Nikon have really worked hard with their packaging, to make it more environmentally friendly and streamlined - so, more cardboard, less plastic, easier to re-package the gear. Great. There's not an awful lot in the box, which is fine as you get everything you need (giant manual, naff strap, charger and cable - disappointed there was no wall adaptor here, USB cable).

D750 box triptych

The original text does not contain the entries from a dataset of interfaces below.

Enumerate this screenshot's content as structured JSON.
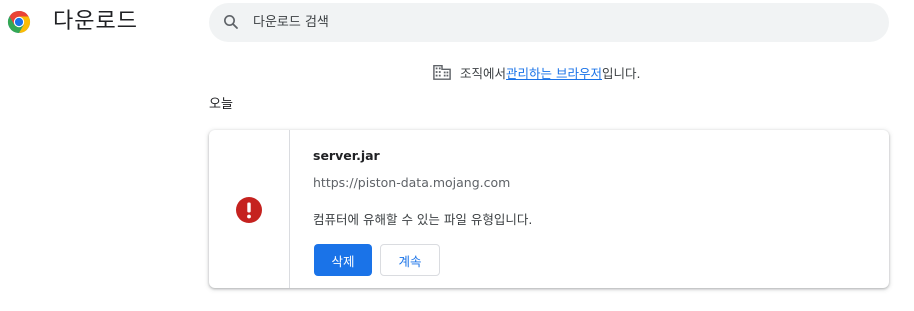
{
  "header": {
    "title": "다운로드",
    "logo_icon": "chrome-logo-icon"
  },
  "search": {
    "placeholder": "다운로드 검색",
    "icon": "search-icon"
  },
  "managed_notice": {
    "icon": "building-icon",
    "prefix": "조직에서 ",
    "link_text": "관리하는 브라우저",
    "suffix": "입니다."
  },
  "date_group": {
    "label": "오늘"
  },
  "downloads": [
    {
      "file_name": "server.jar",
      "url": "https://piston-data.mojang.com",
      "warning": "컴퓨터에 유해할 수 있는 파일 유형입니다.",
      "status_icon": "warning-icon",
      "delete_label": "삭제",
      "keep_label": "계속"
    }
  ],
  "colors": {
    "accent": "#1a73e8",
    "danger": "#d93025",
    "search_bg": "#f1f3f4",
    "divider": "#dadce0"
  }
}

And then there was the body. Initial impressions were that it was surprisingly weighty (obviously not as heavy as the D810, that is a beast) but it feels reassuringly heavy and it feels very well built. Much has been made of the skinnier LCD on the top of the body, but all the information is laid out sensibly and actually it seems a little bit more streamlined. The back of the body contains that fantastic 1.2 million pixel RGBW screen out of the D810, which can also tilt. This was the one thing that actually made me apprehensive about this body - I was worried about catching the screen and tilting it when getting it in and out of the bag. We will see how this goes with more use...

D750 back

Finally, one of my favourite features of Nikon's new range of cameras, is the improved ergonomics. Specifically, the grip on the D750 is fantastic! Deep, curved so that your middle finger can rest under the shutter, and the thumb grip has also been beefed up. Coming from the good ol' D90, this grip is a revelation.

D750 side

Final thoughts? The Nikon D750 is a great looking camera, with fantastic ergonomics and a great feature set with a weather sealed sturdy metal composite body. Yes it is pretty heavy, but not "I need a splint for my wrist" heavy. Loads of pro features and in my opinion the sweet spot of megapixel count. Initial shooting impressions will be coming soon, when I took the camera out for the first time to a local air show. Stay tuned, thanks for reading.